These confidence measures are very much snapshots of the here-and-now. They seem to confirm what is happening to the economy, rather than predict what is coming. Economists haven't really unearthed a consistent, reliable relationship between consumer attitudes and future real economic activity. One intriguing exception is a 1998 paper by economists Jason Bram and Sydney Ludvigson of the Federal Reserve Bank of New York ("Does Consumer Confidence Forecast Household Expenditure? A Sentiment Index Horse Race," FRBNY Economic Policy Review, June, 1998, available at www.ny.frb.org). Their analysis suggests that The Conference Board indexes do contain information about the future path of consumer spending for several categories, including total personal-consumption expenditures and motor vehicles. The forecasting prowess of the University of Michigan survey was much weaker, however.
Nevertheless, most research suggests that consumer confidence tracks the rise and fall of the business cycle. No question, the steep erosion in consumer confidence did seem to lead into the 1990-91 recession. But Rippe notes that the decline mostly reflected the onset of the Persian Gulf War, the spike in oil prices, and the uncertainty surrounding how many American soldiers would die liberating Kuwait.
Today, it's hardly a surprise that consumer confidence has taken a decline with the weakening economy. But while the level of confidence may be down, it's not that down. Already, consumer spending seems to be moderating -- chain-store sales and auto sales were up in January. The Rust Belt is getting hammered, but nationwide incomes remain strong, and the labor market is tight. Anecdotal evidence suggests average working people are more optimistic than the discussion in Washington or Wall Street suggests. Even those Wall Street economists strongly in the recession camp believe the powerful combination of monetary easing and fiscal stimulus will improve the economy's performance later this year.
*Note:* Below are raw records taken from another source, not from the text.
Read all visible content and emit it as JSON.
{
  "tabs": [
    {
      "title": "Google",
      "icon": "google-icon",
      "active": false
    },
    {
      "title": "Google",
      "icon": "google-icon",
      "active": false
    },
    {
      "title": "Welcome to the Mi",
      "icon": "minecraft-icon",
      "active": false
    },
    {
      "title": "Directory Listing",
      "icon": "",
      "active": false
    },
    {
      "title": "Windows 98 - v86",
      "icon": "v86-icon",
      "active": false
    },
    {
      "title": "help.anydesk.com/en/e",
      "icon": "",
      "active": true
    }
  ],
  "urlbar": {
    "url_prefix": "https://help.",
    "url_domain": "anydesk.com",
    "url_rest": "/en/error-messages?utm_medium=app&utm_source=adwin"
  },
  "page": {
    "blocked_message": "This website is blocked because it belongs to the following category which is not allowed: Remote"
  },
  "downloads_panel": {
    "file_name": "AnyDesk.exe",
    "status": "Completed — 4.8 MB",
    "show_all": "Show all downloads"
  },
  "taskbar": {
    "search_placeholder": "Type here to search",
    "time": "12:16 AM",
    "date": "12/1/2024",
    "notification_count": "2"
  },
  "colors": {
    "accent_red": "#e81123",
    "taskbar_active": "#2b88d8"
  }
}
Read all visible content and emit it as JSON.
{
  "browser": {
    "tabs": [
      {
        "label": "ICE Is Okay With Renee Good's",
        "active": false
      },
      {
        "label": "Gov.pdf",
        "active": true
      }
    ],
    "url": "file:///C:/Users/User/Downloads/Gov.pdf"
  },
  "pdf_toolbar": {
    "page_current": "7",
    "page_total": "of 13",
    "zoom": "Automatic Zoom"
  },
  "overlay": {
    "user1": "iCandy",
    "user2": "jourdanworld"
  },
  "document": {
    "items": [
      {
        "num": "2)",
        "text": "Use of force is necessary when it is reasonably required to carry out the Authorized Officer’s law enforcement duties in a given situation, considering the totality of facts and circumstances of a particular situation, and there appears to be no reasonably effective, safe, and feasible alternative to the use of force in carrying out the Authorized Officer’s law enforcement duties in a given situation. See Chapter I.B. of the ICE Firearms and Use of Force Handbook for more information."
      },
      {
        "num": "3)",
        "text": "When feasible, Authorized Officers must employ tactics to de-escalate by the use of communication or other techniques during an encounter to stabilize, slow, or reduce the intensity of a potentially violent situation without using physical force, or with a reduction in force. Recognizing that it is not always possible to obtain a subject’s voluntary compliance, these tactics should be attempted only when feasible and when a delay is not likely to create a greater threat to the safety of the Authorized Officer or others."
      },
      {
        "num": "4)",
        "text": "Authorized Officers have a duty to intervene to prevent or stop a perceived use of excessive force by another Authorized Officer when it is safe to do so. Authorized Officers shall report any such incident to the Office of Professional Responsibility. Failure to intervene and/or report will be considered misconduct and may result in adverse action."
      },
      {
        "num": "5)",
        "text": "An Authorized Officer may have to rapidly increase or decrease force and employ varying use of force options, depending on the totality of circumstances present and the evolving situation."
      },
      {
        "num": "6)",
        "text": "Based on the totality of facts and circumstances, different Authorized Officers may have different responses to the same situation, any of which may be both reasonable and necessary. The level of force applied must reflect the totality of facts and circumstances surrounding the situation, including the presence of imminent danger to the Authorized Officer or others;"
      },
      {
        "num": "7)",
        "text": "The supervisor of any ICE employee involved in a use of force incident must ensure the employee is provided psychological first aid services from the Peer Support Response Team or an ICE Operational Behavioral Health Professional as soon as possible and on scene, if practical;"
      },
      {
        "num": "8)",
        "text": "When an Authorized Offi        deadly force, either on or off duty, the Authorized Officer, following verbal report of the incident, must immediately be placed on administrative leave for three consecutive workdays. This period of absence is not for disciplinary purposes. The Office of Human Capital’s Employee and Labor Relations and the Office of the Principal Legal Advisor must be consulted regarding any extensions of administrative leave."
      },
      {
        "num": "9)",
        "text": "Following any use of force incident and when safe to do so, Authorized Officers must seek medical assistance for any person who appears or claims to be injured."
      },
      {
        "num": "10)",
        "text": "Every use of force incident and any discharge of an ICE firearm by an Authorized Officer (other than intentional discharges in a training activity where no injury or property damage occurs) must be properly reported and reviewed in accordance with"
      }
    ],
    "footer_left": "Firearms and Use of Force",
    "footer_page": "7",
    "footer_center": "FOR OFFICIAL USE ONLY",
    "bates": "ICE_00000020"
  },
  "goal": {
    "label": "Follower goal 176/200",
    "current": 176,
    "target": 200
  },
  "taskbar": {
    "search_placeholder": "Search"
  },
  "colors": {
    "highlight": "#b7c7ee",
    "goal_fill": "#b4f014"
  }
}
And what do consumers have to look forward to now? Lower interest rates. And maybe President George W. Bush's trillion-dollar-plus tax cut, that could be retroactive to Jan. 1. Consumers are bound to cheer lower interest rates and lower taxes. So there's no need to reach for the Prozac.
Consumer confidence index (1985=100)
Farrell is contributing economics editor for BusinessWeek. His Sound Money radio commentaries are broadcast over National Public Radio on Saturdays in nearly 200 markets nationwide. Follow his weekly Sound Money column, only on BW Online
Edited by Douglas Harbrecht